Data extracted from a collection:
═══

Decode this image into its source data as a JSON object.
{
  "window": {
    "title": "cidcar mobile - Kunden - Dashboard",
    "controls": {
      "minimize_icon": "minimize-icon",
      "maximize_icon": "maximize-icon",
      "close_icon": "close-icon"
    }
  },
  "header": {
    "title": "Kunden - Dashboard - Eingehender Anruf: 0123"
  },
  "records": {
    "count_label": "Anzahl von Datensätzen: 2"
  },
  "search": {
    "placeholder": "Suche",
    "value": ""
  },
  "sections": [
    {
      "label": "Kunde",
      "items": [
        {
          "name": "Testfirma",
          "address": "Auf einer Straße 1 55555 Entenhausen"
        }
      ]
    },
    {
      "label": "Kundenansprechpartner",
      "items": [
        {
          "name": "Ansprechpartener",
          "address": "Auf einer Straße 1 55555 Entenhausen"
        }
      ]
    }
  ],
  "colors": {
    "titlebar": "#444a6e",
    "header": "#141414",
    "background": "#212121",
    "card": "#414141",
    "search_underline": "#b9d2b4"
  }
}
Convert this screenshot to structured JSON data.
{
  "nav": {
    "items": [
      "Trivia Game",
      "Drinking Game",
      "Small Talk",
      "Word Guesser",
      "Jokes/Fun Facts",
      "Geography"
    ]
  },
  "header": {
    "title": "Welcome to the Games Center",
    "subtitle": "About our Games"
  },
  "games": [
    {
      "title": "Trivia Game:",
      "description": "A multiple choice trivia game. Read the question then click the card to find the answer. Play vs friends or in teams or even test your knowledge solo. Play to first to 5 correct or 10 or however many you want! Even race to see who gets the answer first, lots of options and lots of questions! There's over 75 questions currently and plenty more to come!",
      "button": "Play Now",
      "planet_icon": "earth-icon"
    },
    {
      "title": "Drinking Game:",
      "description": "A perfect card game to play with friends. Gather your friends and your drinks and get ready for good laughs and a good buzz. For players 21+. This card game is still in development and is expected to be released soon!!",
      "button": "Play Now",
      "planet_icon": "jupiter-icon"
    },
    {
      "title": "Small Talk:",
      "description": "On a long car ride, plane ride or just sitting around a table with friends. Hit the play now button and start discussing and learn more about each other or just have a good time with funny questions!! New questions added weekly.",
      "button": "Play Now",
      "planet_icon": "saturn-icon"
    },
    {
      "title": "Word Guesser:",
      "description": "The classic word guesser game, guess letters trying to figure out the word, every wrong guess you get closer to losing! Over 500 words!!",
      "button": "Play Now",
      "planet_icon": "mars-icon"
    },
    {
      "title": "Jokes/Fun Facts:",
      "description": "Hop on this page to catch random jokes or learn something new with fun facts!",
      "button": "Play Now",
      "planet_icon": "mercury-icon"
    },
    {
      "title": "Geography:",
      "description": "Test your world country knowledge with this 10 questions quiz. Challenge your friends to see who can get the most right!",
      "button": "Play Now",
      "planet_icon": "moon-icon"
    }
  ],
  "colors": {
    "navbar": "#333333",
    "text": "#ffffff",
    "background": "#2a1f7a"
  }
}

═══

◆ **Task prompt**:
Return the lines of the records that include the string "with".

◆ **Finished exercise**:
      "description": "A perfect card game to play with friends. Gather your friends and your drinks and get ready for good laughs and a good buzz. For players 21+. This card game is still in development and is expected to be released soon!!",
      "description": "On a long car ride, plane ride or just sitting around a table with friends. Hit the play now button and start discussing and learn more about each other or just have a good time with funny questions!! New questions added weekly.",
      "description": "Hop on this page to catch random jokes or learn something new with fun facts!",
      "description": "Test your world country knowledge with this 10 questions quiz. Challenge your friends to see who can get the most right!",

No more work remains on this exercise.